─── Data to examine ───

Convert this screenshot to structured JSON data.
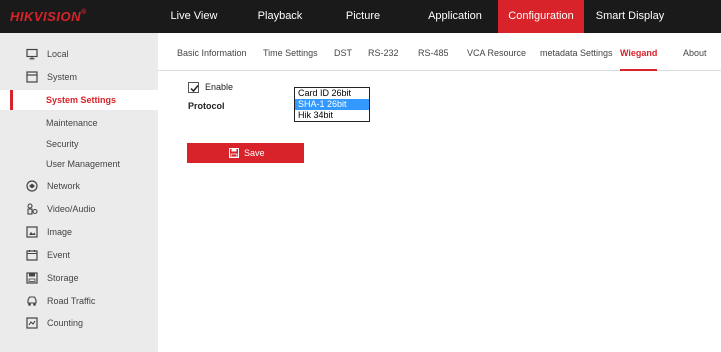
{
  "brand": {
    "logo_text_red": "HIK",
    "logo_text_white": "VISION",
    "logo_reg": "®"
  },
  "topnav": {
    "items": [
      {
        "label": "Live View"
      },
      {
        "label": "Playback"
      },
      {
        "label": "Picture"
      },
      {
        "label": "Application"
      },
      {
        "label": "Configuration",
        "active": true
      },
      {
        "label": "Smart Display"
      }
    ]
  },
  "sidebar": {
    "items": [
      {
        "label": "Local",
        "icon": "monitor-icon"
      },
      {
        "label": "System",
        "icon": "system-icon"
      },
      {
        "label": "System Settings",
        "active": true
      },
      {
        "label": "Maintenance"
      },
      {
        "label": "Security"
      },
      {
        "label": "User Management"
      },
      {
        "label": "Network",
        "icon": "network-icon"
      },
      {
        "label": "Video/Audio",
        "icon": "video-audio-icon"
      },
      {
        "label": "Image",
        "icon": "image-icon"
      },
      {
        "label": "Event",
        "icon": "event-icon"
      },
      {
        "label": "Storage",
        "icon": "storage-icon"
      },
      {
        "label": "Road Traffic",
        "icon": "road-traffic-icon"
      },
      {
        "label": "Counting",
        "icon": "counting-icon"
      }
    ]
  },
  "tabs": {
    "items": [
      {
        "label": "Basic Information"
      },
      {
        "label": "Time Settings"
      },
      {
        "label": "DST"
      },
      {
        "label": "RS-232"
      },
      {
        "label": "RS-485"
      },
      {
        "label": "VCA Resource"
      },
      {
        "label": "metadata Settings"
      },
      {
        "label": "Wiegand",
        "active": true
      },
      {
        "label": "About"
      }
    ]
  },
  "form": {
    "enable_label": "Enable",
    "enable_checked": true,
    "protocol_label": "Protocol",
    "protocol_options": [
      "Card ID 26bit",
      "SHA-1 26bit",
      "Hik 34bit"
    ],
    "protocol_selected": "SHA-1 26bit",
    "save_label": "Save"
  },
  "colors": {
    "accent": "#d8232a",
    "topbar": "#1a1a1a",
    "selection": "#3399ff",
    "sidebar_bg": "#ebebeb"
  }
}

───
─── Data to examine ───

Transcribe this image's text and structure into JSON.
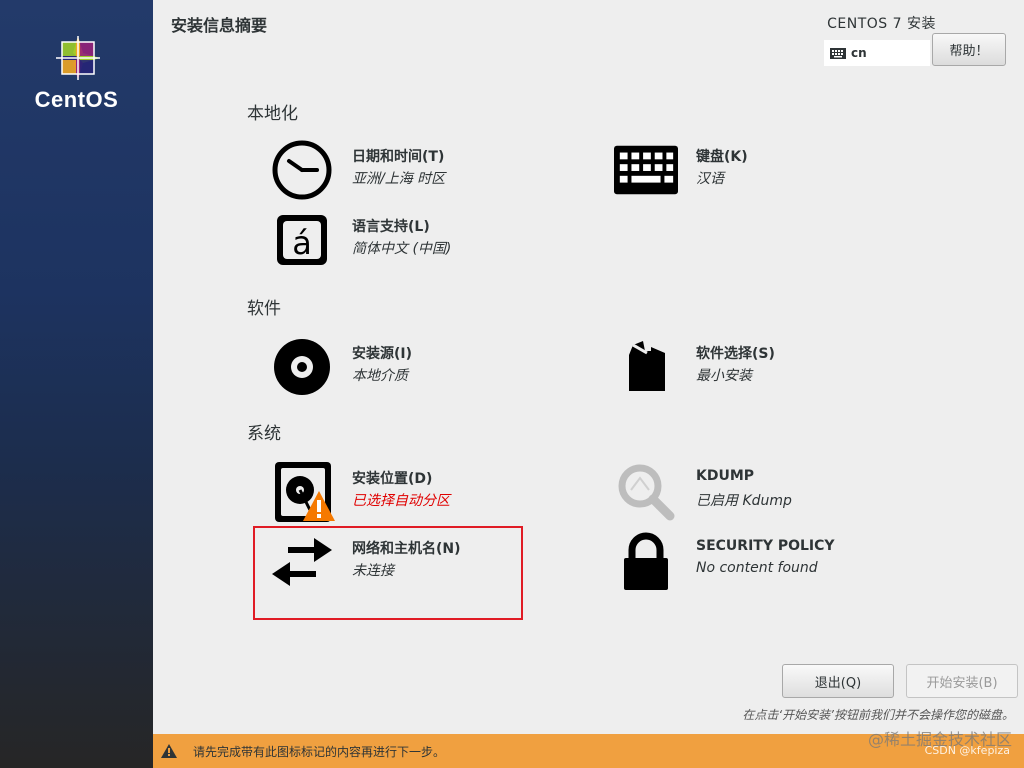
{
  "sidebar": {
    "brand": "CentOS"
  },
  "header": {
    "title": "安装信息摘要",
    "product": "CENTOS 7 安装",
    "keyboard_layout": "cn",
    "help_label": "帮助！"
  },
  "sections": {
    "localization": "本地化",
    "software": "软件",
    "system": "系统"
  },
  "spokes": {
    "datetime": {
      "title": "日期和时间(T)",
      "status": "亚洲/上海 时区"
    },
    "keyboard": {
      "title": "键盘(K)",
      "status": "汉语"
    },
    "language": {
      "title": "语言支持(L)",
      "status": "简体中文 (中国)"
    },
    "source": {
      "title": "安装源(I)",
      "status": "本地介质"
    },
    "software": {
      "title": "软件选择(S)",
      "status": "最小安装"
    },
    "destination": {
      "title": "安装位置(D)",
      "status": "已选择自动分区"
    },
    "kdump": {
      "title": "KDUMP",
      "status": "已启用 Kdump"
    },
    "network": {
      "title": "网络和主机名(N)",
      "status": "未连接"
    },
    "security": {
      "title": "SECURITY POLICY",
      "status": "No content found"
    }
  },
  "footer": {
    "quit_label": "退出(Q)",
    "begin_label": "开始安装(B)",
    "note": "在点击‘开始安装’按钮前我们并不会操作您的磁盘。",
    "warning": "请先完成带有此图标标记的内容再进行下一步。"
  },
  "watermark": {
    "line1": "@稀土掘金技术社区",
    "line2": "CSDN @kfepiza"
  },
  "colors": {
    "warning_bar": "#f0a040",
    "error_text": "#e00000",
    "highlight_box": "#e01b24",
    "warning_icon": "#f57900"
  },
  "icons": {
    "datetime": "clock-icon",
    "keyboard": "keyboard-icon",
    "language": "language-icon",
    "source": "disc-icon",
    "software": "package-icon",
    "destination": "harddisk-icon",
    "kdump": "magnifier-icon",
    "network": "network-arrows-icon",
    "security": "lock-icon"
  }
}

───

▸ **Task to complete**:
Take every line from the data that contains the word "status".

▸ **Task solution**:
      "status": "亚洲/上海 时区"
      "status": "汉语"
      "status": "简体中文 (中国)"
      "status": "本地介质"
      "status": "最小安装"
      "status": "已选择自动分区"
      "status": "已启用 Kdump"
      "status": "未连接"
      "status": "No content found"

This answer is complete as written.